Description of the task – Return every line of the data that contains the string "Projects".

(Data about app and page elements)

++++++++++++++++++++

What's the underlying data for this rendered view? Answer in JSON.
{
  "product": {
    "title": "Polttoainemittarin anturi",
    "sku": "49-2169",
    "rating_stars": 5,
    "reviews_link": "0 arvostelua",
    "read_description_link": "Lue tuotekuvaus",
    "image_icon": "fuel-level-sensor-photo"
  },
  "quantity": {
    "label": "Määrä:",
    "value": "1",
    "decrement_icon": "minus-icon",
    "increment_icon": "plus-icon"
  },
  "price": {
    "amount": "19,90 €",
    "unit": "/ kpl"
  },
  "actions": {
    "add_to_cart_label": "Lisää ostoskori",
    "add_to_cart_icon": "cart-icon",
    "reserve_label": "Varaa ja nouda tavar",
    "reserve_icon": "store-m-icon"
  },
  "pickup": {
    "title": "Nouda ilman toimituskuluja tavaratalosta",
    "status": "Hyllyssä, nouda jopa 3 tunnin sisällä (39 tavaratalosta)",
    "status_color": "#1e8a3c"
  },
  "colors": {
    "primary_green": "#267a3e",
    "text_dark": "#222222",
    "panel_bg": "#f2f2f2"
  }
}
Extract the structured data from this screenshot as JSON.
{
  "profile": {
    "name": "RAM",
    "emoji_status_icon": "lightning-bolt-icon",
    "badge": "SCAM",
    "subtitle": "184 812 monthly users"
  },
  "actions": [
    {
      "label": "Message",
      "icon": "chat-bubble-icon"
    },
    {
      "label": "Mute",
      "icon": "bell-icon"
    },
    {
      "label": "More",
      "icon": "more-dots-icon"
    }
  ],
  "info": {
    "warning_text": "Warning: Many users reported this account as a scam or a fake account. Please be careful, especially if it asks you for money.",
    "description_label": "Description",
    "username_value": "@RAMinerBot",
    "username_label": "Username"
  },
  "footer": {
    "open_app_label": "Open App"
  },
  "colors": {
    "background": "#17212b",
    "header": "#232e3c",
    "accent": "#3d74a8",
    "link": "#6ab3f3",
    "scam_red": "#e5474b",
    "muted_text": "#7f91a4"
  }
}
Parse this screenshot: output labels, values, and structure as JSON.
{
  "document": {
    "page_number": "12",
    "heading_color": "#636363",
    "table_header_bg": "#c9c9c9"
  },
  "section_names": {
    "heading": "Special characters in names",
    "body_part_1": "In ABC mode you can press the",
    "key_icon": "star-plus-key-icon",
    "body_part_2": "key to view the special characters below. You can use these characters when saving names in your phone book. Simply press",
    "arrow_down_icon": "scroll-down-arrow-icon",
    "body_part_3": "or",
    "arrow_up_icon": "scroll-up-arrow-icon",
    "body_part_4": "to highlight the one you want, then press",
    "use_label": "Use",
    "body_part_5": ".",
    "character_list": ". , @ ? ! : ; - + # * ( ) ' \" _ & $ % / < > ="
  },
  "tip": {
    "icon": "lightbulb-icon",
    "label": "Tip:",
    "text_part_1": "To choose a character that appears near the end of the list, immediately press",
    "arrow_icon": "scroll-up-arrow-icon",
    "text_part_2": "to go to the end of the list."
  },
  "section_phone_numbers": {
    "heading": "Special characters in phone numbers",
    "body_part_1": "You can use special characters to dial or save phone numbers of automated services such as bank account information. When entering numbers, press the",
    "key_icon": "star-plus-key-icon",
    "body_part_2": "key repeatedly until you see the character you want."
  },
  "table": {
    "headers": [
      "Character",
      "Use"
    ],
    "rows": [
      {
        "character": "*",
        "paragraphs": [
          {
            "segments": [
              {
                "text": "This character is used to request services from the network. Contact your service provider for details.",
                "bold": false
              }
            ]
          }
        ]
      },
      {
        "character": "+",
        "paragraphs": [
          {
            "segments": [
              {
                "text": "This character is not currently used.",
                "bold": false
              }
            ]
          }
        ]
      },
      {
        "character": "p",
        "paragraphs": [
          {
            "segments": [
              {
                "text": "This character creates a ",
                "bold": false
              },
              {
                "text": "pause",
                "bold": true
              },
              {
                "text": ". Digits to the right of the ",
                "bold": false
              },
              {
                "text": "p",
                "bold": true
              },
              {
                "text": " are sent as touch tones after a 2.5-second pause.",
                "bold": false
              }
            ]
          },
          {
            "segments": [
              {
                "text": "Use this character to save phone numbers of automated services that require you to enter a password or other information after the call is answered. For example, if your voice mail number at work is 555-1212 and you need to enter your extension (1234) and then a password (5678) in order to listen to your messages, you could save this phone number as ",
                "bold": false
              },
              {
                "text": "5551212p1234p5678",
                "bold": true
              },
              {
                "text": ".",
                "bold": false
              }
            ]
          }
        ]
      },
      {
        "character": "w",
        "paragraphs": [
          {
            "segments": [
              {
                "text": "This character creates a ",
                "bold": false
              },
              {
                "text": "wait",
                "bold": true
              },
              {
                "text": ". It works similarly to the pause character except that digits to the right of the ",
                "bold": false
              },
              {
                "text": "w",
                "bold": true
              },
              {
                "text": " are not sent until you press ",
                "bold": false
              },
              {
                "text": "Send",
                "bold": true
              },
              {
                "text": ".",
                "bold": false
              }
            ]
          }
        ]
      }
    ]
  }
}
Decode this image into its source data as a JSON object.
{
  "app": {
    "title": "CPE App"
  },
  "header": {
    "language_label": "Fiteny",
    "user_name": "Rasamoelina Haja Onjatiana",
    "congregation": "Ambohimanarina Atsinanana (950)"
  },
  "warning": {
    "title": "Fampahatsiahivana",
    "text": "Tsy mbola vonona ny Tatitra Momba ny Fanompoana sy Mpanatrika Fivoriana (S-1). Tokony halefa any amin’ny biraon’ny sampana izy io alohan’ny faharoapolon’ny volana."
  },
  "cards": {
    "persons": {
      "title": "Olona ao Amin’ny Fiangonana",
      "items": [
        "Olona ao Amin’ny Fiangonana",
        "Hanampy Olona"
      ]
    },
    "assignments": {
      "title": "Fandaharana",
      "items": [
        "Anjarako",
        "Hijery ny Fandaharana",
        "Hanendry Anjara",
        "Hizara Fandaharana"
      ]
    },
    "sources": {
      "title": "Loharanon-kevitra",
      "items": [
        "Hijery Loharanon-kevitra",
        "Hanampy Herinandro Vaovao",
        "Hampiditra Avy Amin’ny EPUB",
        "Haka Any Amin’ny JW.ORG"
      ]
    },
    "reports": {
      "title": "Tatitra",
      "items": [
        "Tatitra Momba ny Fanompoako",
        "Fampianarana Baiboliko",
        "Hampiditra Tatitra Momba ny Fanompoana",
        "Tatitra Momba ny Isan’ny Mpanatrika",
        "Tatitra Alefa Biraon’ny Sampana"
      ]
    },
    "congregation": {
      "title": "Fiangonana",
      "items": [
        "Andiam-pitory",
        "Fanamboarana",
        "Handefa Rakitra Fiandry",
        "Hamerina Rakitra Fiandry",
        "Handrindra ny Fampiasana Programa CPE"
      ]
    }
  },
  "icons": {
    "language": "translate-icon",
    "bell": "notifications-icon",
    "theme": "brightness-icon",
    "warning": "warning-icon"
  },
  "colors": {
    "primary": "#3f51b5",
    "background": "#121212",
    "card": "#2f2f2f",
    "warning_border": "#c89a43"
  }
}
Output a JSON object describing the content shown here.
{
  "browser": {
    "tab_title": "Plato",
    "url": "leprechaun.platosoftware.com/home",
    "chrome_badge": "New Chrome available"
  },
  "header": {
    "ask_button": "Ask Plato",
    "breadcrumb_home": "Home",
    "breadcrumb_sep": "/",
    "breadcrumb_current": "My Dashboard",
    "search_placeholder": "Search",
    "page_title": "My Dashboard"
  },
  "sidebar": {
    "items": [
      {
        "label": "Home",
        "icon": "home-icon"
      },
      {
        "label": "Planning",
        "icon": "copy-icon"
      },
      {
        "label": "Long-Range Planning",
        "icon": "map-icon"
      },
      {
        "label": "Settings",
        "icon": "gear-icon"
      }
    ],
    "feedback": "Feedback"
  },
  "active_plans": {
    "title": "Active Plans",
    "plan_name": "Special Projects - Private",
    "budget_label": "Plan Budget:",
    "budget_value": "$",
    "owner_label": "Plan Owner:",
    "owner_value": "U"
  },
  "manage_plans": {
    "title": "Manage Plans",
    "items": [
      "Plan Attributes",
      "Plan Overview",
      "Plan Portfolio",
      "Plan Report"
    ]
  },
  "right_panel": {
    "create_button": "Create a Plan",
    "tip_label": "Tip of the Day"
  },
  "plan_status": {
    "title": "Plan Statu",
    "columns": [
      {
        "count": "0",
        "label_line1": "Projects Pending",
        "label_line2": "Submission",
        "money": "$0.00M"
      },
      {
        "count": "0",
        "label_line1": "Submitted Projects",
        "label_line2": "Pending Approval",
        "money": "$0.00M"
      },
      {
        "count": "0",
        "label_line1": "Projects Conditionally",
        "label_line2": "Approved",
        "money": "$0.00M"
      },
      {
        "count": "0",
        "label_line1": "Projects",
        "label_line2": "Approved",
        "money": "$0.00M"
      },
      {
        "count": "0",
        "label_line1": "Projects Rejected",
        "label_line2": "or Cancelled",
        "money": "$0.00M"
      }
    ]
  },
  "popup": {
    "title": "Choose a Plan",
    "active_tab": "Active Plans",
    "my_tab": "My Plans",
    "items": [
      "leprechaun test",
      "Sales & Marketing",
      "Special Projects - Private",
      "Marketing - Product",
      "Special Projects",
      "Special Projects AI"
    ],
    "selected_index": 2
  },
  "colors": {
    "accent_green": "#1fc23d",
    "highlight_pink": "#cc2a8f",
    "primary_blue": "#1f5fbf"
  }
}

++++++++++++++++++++

Task response –
    "plan_name": "Special Projects - Private",
        "label_line1": "Projects Pending",
        "label_line1": "Submitted Projects",
        "label_line1": "Projects Conditionally",
        "label_line1": "Projects",
        "label_line1": "Projects Rejected",
      "Special Projects - Private",
      "Special Projects",
      "Special Projects AI"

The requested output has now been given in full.